I have been in conversation with church leaders in Georgia and South Carolina with regards to Hurricane Matthew victims.  I am working to find a short-term mission project for those who are able to go and help with clean up.  I think now is the time for us to act.  If you are able to use a chainsaw and able to move fallen trees, please contact me and I will let you know when details are set for a trip to help.  

Many of you will not be able to get away and help, but you can still be a part.  Lives have been lost, homes ruined, and some people have lost everything.  If you want to give there are several organizations that are helping.  Our two Baptist entities are:

Or send a check to:
Cooperative Baptist Fellowship
P.O. Box 102972
tlanta, GA 30368-2972

CBF” with Acct. 17004 in the memo line to:


Or send a check to:
North American Mission Board
P.O. Box 116543,
Atlanta, GA 30368-6543

Please consider going and giving.  Please be in prayer for the people of Haiti, Florida,
Georgia, and the Carolinas who have been affected by Hurricane Matthew.  Now is the
time to be mission-minded.  Now is the time to serve.

Pastor Barlow

What does it mean to be mission minded?

    What does it mean to be mission minded?  Instead of a definition, how about a story from the Bible.  It is one that we all know well, the story of Zacchaeus.  We remember the story because of the song, but many of us forget how reviled Zacchaeus was before Jesus begged him out of the tree.  Many of us forget what a scandal it must have been for Jesus to dine with such a person.  When I reread this story, I see through the eyes of Jesus someone who is mission minded.  

    When you look out at the world around you, at the people in their cars humming by, at the strangers waiting in line before you, and at the person walking up and down the street obviously with nowhere to go, do you see Zacchaeus or someone else?  Do you see someone hurting and looking for someone to call them by name, give them a second chance, pray for them, or something else?

    When we are mission minded we don’t always stop and help, Jesus didn’t even do that, he couldn’t!  When we are mission minded, however, we look for the Karios moment when God is asking us to see the stranger as something different, something more, and when the leading of God tells us to stop, we stop; to give, we give; to share, we share; and to pray, we pray.  It is about a mindset.  It’s about being mission minded.

    Make plans to be with us as we start a new sermon series on Oct. 2nd and learn how to become Mission Minded as individuals and as a church. 

What a Summer!

What a summer it has been!  I am grateful to Caleb and Teresa for making most of these events happen.
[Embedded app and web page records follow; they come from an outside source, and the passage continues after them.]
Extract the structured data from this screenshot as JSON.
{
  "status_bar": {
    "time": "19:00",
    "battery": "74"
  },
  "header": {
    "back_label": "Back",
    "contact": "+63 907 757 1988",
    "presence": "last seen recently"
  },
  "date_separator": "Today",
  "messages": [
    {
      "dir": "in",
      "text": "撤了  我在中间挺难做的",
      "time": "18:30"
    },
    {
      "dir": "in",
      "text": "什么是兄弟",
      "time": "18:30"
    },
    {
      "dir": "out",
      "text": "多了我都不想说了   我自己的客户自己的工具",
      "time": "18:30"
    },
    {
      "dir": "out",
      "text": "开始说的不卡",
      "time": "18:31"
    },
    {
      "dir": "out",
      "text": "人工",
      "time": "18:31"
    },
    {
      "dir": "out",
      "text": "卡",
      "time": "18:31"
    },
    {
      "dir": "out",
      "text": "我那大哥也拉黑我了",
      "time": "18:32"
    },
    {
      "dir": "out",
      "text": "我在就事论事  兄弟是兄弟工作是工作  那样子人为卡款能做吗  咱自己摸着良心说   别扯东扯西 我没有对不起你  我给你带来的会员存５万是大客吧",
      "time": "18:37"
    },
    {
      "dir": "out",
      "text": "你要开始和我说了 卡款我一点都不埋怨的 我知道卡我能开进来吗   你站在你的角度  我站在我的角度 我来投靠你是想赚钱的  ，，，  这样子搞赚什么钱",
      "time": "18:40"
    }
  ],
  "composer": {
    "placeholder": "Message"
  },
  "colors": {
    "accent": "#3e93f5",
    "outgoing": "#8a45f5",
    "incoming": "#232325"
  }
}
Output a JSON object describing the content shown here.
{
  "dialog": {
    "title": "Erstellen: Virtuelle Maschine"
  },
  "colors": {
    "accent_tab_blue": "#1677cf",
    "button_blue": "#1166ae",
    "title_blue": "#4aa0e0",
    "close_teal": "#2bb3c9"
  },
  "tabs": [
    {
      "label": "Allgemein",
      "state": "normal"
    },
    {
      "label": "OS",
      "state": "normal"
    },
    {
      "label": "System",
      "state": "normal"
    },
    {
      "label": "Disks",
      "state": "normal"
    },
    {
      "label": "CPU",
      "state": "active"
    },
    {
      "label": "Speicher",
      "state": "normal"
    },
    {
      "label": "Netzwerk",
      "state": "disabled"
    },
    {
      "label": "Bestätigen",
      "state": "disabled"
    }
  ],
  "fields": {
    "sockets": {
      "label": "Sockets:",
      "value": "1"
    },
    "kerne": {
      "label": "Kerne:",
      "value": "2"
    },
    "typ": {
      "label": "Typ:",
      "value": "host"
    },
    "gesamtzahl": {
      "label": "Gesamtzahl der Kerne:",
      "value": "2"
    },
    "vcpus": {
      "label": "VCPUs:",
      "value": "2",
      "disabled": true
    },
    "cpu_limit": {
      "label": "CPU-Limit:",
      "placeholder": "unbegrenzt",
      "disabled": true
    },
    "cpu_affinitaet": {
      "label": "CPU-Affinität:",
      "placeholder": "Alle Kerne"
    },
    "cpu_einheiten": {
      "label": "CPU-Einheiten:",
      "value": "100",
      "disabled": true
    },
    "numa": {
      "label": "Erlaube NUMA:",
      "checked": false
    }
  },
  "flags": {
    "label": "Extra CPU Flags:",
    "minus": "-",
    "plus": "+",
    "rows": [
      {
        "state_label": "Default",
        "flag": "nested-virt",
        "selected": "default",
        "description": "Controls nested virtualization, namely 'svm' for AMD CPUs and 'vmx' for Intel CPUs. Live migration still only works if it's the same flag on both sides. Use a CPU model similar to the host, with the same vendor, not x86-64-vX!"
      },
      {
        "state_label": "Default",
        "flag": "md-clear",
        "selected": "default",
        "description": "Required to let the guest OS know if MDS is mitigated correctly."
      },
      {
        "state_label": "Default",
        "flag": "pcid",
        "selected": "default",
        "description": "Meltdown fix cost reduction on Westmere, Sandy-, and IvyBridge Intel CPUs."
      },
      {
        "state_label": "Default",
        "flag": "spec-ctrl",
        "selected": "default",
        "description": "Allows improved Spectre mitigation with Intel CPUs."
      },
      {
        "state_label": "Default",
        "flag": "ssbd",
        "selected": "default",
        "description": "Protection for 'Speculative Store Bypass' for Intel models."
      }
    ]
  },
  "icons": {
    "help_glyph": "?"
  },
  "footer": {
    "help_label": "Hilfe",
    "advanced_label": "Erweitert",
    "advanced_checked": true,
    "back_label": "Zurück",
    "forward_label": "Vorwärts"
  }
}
I am thankful to the volunteers who keep this church humming along without missing a beat.  I am thankful for heart of our church members that keep giving to our many community mission projects.  

I also want to thank Deborah for her tireless work with our worship teams this summer.  If you get a chance, please give her a neck hug and let her know how grateful you are for her work.  It isn’t easy to put forward a bold change of pace team oriented summer schedule that introduces brand new songs still on the radio and gospel music in the same month.  Deborah’s range to lead our church to a place of worship is something we each need to step back and marvel over!  I thank God she was directed here to serve.

Lastly, but certainly not least, thank you to the many front desk volunteers, grounds volunteers, Sunday School teachers, church cleaning crews, and all the committees and councils that keep this church working.  You are the life-blood of Royston Baptist Church.  The church is as clean as it is has ever been.  The outside of the church looks as good as it has ever looked.  The amount of ministry we are able to accomplish week in and week out is pretty outstanding!  

It has been a great summer!  I look forward to all that is coming in the fall.  Be on the lookout for our next newsletter when we preview all that is coming this fall!  It’s going to be great and I hope you will get excited and tell your friends about it, so they can be a part of what is happening at RBC as well!